The rift has widened, just like you said
It’s time to move on. This place is dead.
If your day to day responsibilities were taken care of and you could throw yourself completely behind a cause, what would it be?
Photographers, artists, poets: show us HELP.
My best friend, Pam, died from ovarian cancer almost three years ago. She fought it bravely for two years, never once showing me pain or despair. She even participated in the LA Marathon, doing the walking part of it to raise money for the Wellness Community that supported her throughout her battle. She told me that she couldn’t afford to be negative about anything, not when she needed to be positive and strong.
And even during her fight, she would come to my house and sit on the sofa behind me so she could massage my shoulders, for she knew me too well. She knew that ever since we both finished massage school together in 1997, I only received massages from her.

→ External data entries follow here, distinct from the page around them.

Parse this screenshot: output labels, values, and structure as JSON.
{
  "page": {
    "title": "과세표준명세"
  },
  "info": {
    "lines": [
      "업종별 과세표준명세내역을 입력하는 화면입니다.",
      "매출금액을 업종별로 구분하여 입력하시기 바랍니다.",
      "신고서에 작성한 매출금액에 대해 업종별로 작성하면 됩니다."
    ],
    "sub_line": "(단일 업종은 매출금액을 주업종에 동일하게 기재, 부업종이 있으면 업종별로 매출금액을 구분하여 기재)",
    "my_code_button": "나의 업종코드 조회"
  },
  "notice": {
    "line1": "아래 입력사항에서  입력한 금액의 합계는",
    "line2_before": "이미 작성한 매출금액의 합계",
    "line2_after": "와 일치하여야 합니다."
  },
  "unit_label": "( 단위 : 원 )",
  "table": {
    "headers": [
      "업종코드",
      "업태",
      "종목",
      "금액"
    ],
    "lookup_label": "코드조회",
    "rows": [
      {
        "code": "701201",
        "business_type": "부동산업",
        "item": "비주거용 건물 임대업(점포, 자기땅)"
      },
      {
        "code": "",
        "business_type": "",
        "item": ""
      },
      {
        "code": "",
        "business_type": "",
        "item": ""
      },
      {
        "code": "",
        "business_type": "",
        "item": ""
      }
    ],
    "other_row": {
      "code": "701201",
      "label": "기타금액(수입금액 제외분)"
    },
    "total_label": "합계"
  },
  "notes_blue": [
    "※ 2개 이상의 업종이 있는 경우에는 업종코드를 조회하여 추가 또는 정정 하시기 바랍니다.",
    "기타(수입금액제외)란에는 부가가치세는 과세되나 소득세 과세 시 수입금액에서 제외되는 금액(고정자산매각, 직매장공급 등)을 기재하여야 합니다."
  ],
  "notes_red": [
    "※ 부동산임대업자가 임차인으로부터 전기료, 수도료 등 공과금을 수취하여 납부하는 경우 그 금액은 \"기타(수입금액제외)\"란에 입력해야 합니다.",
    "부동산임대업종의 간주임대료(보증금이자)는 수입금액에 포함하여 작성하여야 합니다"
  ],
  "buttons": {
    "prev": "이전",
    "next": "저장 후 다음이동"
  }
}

One day she told me that the color for ovarian cancer awareness was teal, something that not a lot of people knew because pink was the one most people knew about.
So if there was a cause I’d throw myself completely to, it would be helping raise awareness for ovarian cancer – as well as cervical and uterine cancer (from which my grandmother died of), all three represented by the teal ribbon – and work towards getting screenings to detect it earlier, like HE4 and CA125 tests, readily available and paid for by insurance. Lofty intentions, I know, but it’s a start.
To learn more about ovarian cancer, you can click on the links below and if you have the time, lend your support: